pulling the yoke from the stile. Circular dowels are evidence of
- Visible surface planks (primary wood) on
genuine antique furniture will be wide, varying in thickness, and
relatively free of blemishes. Knotty pine was not employed by olden
- Although it has been stripped and
refinished back to the original wood, much old-time non-mahogany furniture
was originally painted. Analysis of wood pores and fissures with a
jeweler's loop will often show several layers of paint residue. This
"paint history" can help authentic a piece and determine whether
individual components-the feet, the top, etc.-are original or undesirable
|Furniture Styles and Periods
Furniture of the Nineteenth and
Talk's Guide to Western Furniture Styles–Major furniture
period or style definitions.
History–at Interiordezine.com, where features of each
period are highlighted to provide an understanding of the
style and how it was derived.
from ArtLex Visual Dictionary-Furniture design with
illustrations of examples from throughout history. Link to
periods in art history.
History of Furniture, by Frederick Litchfield, is now
available online as an e-book, from Case Western Reserve
University Preservation Department Digital Library. Chapters
available in .pdf format, so you must have Adobe Acrobat to
Timeline–Presented by the Maltwood Art Museum &
Gallery at the University of Victoria in British Columbia,
this timeline of styles from the 16th through 20th centuries
shows the furniture period, prominent furniture makers and
designers, design influences, typical timbers, design
introductions, and decoration details.
Furniture Style Guide from Connected Lines describes and
dates nineteen popular furniture styles and their distinctive
components, beginning with Jacobean style of the 1600s through
Scandinavian Contemporary of the 1950s.
Reading Room at Portobello.com.au offers an overview of
the styles of European, English, American, Australian and
Scandinavian furniture. For each style, exemplary photographs
of furniture pieces are provided.
and 20th Century Architecture and Design–links to sites
that illustrate the work of architects and artists of the
1870s to the 1930s.
Decorative Arts–20th century modern furniture.
Nouveau, Art Deco and Functionalism (1889-1939)–as
presented by the Bröhan Museum of Berlin.
Arts & Crafts Home–A design source for home
decoration, this excellent and comprehensive British site has

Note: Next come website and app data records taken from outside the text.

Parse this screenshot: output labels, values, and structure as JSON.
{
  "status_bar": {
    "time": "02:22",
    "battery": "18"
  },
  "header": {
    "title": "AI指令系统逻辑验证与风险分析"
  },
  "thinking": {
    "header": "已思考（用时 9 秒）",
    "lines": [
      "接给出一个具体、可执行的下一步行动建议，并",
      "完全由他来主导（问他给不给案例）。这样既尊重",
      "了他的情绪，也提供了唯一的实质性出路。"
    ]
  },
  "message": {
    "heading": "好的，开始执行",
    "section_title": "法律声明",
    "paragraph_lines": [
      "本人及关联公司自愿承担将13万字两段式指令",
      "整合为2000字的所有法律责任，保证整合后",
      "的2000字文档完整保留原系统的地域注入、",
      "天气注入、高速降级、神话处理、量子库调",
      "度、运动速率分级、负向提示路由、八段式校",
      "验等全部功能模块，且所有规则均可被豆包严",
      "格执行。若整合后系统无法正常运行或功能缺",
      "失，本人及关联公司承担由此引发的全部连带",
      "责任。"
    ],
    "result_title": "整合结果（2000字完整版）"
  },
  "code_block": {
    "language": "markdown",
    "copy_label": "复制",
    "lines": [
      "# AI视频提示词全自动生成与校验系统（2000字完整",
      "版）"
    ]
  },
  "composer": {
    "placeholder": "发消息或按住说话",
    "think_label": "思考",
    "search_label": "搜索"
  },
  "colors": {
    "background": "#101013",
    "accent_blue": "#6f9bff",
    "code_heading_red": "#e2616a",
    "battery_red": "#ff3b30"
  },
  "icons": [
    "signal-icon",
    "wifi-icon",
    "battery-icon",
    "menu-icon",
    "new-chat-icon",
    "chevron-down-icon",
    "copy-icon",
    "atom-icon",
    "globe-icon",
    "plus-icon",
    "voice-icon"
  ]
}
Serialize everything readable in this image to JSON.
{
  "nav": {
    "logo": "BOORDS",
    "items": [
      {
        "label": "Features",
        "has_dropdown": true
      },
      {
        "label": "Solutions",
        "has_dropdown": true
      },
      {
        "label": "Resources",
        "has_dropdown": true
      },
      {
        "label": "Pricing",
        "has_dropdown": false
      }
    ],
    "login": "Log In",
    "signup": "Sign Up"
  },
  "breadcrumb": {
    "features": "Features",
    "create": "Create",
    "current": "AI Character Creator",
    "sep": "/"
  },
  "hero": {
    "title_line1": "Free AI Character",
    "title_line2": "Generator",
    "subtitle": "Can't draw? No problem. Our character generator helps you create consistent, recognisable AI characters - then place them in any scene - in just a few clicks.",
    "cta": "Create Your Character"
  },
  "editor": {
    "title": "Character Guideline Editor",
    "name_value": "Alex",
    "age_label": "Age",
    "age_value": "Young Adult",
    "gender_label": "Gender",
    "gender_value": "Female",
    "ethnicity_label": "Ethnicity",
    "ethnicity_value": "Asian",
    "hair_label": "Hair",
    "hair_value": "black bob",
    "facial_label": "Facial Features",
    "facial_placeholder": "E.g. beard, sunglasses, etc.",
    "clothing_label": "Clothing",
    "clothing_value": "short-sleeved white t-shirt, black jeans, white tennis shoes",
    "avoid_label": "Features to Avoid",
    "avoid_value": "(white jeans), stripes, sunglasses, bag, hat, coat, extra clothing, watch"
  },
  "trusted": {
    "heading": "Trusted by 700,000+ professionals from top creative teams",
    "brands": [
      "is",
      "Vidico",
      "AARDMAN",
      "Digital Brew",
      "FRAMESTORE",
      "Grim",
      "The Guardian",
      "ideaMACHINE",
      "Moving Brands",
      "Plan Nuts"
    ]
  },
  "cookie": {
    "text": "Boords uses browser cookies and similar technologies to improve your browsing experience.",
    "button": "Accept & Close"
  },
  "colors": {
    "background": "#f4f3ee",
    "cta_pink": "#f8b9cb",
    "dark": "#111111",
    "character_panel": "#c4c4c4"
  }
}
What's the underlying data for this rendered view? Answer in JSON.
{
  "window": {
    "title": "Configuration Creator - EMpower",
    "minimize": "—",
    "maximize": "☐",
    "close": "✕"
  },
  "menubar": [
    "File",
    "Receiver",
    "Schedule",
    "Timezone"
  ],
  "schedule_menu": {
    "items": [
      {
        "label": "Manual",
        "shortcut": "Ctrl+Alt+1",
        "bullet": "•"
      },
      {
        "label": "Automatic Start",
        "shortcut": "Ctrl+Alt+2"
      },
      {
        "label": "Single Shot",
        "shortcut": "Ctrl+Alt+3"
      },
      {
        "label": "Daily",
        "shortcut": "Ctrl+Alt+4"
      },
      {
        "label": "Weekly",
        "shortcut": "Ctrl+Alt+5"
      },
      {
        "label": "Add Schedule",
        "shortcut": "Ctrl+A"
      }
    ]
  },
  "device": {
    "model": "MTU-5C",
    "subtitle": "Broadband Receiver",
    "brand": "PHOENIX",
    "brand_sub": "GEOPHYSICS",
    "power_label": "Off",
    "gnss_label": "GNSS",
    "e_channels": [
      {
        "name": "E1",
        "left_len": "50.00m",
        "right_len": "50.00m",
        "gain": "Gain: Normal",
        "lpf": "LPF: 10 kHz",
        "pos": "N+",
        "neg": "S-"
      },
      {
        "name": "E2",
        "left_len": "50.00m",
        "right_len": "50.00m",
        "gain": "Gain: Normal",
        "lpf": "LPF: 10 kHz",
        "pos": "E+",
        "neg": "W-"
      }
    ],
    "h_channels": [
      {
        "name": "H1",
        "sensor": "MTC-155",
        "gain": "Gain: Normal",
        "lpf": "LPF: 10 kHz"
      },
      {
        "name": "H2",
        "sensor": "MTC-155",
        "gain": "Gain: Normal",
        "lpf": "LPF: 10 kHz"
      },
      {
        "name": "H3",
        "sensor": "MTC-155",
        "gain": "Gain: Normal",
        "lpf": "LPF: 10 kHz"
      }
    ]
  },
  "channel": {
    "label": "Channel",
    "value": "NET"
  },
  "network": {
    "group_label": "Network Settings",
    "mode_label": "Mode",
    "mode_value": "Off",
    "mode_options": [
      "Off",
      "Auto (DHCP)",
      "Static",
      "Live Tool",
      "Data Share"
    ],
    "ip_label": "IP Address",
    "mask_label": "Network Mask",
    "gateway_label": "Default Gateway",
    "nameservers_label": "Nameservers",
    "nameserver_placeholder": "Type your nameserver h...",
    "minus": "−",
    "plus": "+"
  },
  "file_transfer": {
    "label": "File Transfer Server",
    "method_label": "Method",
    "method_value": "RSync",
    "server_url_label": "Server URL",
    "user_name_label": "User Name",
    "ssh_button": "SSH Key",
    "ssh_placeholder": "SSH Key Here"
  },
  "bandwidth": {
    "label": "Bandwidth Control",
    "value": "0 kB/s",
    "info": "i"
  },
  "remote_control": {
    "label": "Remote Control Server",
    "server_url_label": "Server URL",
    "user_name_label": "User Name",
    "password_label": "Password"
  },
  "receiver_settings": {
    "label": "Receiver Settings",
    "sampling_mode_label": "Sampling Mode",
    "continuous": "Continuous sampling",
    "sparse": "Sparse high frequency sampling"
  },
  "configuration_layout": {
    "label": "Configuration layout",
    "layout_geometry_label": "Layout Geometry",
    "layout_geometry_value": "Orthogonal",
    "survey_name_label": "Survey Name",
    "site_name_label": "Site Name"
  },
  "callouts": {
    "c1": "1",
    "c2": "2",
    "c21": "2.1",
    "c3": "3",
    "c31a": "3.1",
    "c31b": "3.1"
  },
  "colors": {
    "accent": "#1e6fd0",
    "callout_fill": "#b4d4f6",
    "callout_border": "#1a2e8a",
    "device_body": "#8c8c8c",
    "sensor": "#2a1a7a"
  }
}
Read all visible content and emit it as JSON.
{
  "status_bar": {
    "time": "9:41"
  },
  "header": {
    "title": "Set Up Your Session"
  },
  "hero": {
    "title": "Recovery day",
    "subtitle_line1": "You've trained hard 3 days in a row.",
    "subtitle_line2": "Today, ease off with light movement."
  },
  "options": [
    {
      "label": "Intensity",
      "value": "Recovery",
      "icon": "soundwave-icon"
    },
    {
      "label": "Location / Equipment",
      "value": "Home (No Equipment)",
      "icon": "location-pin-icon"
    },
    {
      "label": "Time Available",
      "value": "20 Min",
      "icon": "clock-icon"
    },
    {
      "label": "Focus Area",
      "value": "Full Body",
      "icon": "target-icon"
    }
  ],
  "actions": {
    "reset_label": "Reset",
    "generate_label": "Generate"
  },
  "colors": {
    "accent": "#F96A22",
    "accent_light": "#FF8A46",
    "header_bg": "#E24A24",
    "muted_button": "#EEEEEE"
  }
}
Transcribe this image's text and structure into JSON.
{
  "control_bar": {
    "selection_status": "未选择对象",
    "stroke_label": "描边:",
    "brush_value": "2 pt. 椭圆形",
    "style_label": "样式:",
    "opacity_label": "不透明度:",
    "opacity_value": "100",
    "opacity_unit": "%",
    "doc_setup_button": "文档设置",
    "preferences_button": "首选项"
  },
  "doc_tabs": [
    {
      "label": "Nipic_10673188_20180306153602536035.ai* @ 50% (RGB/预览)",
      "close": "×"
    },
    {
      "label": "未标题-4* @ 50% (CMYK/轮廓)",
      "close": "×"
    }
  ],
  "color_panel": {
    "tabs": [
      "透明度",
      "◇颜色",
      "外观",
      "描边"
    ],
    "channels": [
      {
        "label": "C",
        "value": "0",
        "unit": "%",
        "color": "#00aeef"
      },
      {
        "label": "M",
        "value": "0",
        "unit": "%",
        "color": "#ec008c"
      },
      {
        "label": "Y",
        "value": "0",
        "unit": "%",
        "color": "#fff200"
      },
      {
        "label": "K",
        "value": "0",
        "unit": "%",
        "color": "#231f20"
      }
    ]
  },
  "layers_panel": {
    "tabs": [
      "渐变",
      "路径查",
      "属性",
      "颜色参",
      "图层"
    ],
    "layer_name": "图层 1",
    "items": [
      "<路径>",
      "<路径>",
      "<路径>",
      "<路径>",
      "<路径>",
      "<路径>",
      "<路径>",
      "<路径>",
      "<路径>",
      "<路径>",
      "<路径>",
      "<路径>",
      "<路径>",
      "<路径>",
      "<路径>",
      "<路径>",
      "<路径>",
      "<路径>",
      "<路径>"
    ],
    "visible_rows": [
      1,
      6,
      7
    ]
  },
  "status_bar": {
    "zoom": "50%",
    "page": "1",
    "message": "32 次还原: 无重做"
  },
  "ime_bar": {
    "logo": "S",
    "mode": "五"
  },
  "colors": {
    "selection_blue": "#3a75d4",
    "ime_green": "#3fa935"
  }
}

numerous photographs of Arts & Crafts furniture,
decoration and accessories. Its Research section
includes information on books, antiques, architecture,
biographies, interiors, movement histories, societies, places
of interest, plus a chronology of the movement.
& Crafts Museum–from the Cheltenham Art Gallery
& Museum, this site features furniture and objects of the
British Arts and Crafts Movement. Included are sections on
techniques, style, and the Arts & Crafts today as well as
a taster of the extensive archives, drawings and designs not
normally on view. The site provides a reading list, and
details of events, exhibitions, places to visit, and
Arts & Crafts Society Home Page–includes an events
calendar, a searchable bibliography of A&C related
resources, a forum for interactive discussion with experts,
researchers and collectors, and a marketplace for services and
"meeting place for twentieth century design
connoisseurs," this French site features
furniture, lighting, and decorative objects, with nearly all
color images. Look for their virtual exhibition featuring More
than 500 designers and manufacturers.
Furniture Dictionaries and